1. Write a wish list for the holidays. This one is a given, and it's probably been done already. Even kids who can't write yet can cut pictures out of magazines and circulars to make a collage...which brings me to my next activity...

2. Make a collage. Pick a theme: all about me, what I want to be when I grow up, fashion, pets, whatever! Have your kids cut through magazines to make a cool collage that he or she can hang in the bedroom or on the fridge. Your kid can even make one for a friend or family member as a holiday gift! When I got my tonsils out in 7th grade, I must have made 2 dozen of these. Plus, it is a great way to use up those magazines you have laying around the house to go through another time.

3. Write thank you cards for gifts.
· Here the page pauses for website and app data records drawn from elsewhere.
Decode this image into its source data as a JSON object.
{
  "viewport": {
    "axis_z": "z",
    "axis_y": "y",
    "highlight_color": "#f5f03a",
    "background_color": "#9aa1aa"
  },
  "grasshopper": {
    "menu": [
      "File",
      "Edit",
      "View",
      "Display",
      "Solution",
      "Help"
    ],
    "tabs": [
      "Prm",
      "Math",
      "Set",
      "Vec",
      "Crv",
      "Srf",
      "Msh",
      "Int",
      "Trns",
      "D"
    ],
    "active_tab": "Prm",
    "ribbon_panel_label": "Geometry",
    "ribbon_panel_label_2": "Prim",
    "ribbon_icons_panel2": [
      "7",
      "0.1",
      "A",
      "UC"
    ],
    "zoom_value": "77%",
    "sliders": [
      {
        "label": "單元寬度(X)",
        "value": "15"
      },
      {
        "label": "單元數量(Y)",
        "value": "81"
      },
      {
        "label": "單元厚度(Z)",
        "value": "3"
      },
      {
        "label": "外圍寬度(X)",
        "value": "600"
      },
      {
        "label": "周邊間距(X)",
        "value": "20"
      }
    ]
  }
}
This one is just a good habit to get into anyway. You don't have to buy expensive thank you cards; the kids can make their own with stamps, stickers, and other art supplies. A simple: Dear xyz, Thank you for my gift. Love, your kid -- is sure to make anyone's day.

4. Play online games. One of my absolute favorites that I have listed in the Helpful Links section of this blog is Story bird. It is an incredible site on which kids can create books with beautiful graphics. Check it out and share your experience!

5. Help categorize the grocery list. Categorizing is a great way to help kids with organizational skills. Write a disjointed grocery list and then ask your kid to rewrite the list for you, dividing the food items into categories like dairy, dry items, produce, etc. -- or instead of rewriting, your kid could even cut out each item on your list and glue it onto a new paper in separate categories, which would be good for kids who are more tactile in their learning.

6. How about getting out and exploring the City? If your child is into it, have him or her give an oral news report of the day when you get home. Make it fun and dramatic!

7. DO something together and urge your child to explain how to do it step-by-step: make a recipe, build something, have him or her teach you how to do something he or she is learning in climbing lessons or art class or whatever after school activity he or she is involved in.

8. Art! This is a great way for kids not to numb out over break. Make a craft or draw or paint something and don't worry about doing it perfectly.

9. Play a game that uses dice or how about some old-school Monopoly -- your kid is sure to use math skills!

10. How about some musical exploration? Learn song lyrics, play music, go listen to music. We all know music is proven to stimulate our brains, so just like art, let your kid's brain grow instead of turn mush this break.